The catchy portmanteau refers to dealerships that sell vehicles or perform maintenance for exorbitant fees. Yes, dealers need to make a profit to stay in business, but what differentiates a dealership from a stealership is the stealership’s insistence on adding thousands of dollars of markups at every possible opportunity. You’ll also usually find fast-talking sales folk who are adept at gauging your willingness to pay a lot of money just to get out the door with a vehicle.
NPR’s Greg Rosalsky is currently facing this issue as he searches for a vehicle after his truck was stolen. After going through a frankly exhausting search for a vehicle only to have it topped off by duplicitous sales tactics, he decided to look into the rise of the stealership.
These sales tactics usually target a certain type of person. From the story:
A slew of economic studies has found patterns in who bears the brunt of this pricing strategy. It’s not pretty. For example, a number of studies find that dealerships tend to charge people of color more than white folks. Another study finds that older people tend to be charged higher prices than younger people, and that older women tend to be charged the highest price of all.
One study found that dealerships tend to treat a buyer’s decision to trade in their used car like a neon sign on their foreheads, flashing, “Charge me more!” That’s because trading in your used car, while easier than selling it directly, also fetches less money. Dealerships apparently see this as an indicator that you’re either unsavvy or willing to burn cash — so they jack up the price of the car they sell to you. The type of car you trade in also offers a wealth of information on how much they can charge.
As we’ve noted here before, dealership inventories are extremely low. People scooped up cars at every possible opportunity during the COVID-19 pandemic, but plant closures and supply chain hiccups mean automakers are still struggling to build enough cars to satisfy that hunger. NPR chatted with Cox Automotive executive analyst Michelle Krebs, who noted that this is the first time in her career that most dealerships are charging exactly or more than MSRP.
In the past, so-called stealerships were a little bit more difficult to come by. If you felt like you got screwed over by a dealership, you wouldn’t come back, and you’d tell your friends not to go there. Shady sales tactics had repercussions.
Now, though, just about everyone knows they can get away with charging a ton of extra money, so just about everyone is happy to do so. After all, if you’re not getting enough vehicles to satisfy customer demand, you’re probably going to want to make up for those lost funds somewhere.
The full NPR story is worth a read. It digs into the traditional automaker-to-dealership pipeline and also shows how some automakers like Tesla and Rivian are trying to skirt those rules. It also explains how lobbying groups like the National Automobile Dealers Association are hesitant to change a status quo that benefits the dealerships it represents.
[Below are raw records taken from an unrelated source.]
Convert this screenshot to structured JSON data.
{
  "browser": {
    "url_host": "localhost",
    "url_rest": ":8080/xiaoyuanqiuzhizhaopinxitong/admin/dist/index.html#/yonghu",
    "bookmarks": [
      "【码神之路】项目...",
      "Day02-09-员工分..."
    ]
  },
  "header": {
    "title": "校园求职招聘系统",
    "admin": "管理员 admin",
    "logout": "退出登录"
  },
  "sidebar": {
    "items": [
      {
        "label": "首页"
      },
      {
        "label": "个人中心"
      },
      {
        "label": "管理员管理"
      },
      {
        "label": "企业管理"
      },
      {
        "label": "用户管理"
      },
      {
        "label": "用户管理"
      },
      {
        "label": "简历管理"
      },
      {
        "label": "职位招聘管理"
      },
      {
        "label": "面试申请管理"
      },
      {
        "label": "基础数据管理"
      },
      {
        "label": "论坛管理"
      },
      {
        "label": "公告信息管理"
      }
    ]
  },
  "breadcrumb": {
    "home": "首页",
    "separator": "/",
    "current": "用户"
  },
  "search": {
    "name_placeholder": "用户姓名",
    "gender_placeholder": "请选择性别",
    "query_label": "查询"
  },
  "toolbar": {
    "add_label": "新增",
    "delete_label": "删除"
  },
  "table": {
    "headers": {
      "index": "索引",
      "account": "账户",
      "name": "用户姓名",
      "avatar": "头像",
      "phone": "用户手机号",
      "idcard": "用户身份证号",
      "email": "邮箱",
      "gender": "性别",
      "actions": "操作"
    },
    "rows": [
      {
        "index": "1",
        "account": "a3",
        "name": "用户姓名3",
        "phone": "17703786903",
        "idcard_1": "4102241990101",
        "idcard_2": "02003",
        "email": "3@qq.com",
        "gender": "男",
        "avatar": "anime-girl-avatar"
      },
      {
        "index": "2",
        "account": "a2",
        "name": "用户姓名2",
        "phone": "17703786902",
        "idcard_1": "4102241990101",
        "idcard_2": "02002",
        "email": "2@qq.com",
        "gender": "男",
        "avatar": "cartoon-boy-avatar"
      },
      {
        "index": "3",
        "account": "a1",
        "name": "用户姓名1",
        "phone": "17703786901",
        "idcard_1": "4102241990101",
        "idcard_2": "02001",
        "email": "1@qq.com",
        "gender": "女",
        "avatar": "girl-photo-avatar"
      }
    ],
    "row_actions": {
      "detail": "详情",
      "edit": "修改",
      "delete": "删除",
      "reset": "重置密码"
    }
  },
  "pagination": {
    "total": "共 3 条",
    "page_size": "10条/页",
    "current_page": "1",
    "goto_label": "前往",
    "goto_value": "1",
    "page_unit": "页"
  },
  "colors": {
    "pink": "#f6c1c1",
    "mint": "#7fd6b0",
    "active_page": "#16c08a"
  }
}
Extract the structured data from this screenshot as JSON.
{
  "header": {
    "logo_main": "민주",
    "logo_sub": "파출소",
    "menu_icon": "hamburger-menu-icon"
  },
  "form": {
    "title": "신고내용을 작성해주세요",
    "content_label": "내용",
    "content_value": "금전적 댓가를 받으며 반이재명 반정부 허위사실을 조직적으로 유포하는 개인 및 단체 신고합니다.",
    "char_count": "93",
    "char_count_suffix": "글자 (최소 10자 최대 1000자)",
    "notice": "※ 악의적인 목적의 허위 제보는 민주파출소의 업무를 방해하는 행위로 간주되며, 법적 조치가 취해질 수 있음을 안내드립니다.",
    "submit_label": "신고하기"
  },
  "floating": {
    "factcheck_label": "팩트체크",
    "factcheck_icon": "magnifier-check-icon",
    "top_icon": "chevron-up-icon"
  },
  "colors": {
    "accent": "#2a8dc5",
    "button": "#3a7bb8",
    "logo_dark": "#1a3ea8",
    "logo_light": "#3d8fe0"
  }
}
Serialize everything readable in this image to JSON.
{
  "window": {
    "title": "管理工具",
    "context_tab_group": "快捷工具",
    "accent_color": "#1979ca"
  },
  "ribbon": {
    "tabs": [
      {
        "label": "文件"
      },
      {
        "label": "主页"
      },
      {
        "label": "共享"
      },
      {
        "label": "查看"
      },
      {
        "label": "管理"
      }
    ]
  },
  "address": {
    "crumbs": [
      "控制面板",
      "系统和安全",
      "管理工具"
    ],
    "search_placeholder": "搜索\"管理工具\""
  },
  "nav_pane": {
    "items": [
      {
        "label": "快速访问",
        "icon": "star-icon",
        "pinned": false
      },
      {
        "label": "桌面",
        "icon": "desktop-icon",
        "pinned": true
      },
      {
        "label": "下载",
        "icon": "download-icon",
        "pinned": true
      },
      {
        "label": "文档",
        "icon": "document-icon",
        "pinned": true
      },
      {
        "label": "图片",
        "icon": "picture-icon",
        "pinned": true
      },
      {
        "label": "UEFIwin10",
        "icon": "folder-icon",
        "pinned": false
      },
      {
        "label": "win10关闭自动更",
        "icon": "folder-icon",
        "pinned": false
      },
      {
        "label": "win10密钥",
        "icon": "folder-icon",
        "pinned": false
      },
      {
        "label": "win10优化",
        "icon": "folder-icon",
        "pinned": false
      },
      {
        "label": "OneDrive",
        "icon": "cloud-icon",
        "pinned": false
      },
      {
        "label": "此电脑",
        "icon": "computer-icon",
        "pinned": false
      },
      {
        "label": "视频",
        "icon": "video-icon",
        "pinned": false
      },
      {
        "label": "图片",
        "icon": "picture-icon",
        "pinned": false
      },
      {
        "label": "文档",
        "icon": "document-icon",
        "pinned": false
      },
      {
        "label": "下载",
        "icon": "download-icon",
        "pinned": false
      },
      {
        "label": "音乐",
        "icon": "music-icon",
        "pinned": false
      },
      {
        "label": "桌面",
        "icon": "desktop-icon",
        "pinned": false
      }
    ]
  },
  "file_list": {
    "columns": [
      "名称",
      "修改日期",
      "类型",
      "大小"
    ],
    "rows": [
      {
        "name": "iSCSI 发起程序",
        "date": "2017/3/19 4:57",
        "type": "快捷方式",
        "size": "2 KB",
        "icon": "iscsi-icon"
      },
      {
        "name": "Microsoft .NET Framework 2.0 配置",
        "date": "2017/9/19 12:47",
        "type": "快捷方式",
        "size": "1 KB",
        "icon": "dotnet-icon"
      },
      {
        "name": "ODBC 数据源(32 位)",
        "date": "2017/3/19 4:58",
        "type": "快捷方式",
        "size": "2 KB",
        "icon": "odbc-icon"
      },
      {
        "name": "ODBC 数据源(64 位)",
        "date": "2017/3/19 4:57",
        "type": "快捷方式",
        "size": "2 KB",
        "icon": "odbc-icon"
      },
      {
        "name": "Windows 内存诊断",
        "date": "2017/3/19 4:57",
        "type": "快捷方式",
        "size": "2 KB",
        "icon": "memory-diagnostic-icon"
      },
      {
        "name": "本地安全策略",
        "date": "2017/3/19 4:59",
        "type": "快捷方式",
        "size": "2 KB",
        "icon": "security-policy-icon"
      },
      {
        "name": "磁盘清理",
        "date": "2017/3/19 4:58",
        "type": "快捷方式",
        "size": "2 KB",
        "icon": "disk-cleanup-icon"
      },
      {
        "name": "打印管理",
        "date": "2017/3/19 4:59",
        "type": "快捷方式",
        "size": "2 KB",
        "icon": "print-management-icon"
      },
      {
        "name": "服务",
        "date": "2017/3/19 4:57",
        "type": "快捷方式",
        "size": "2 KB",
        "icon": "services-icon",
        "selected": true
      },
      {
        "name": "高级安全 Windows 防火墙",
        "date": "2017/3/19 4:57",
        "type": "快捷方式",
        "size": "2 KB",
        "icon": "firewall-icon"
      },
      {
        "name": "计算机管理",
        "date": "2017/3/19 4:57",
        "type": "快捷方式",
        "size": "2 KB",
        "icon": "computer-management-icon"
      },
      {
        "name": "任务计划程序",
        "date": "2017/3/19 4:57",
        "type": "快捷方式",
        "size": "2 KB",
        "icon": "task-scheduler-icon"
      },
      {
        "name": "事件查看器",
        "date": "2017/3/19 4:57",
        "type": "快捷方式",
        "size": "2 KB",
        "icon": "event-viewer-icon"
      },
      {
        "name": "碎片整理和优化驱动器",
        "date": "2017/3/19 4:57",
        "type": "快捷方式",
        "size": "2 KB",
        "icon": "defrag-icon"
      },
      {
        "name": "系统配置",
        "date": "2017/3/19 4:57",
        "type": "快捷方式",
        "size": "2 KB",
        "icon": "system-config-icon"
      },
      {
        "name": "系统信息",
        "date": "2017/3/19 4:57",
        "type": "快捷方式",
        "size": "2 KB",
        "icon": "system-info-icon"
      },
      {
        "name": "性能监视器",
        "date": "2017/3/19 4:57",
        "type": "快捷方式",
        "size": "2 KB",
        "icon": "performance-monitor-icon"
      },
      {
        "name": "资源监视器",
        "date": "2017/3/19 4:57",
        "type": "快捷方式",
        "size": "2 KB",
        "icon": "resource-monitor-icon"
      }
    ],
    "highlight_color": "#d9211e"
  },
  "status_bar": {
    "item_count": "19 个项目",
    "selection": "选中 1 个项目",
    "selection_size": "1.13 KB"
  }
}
There’s a whole slew of political and financial reasons these stealerships are able to do what they do — and the first step to countering their tactics is to know about them.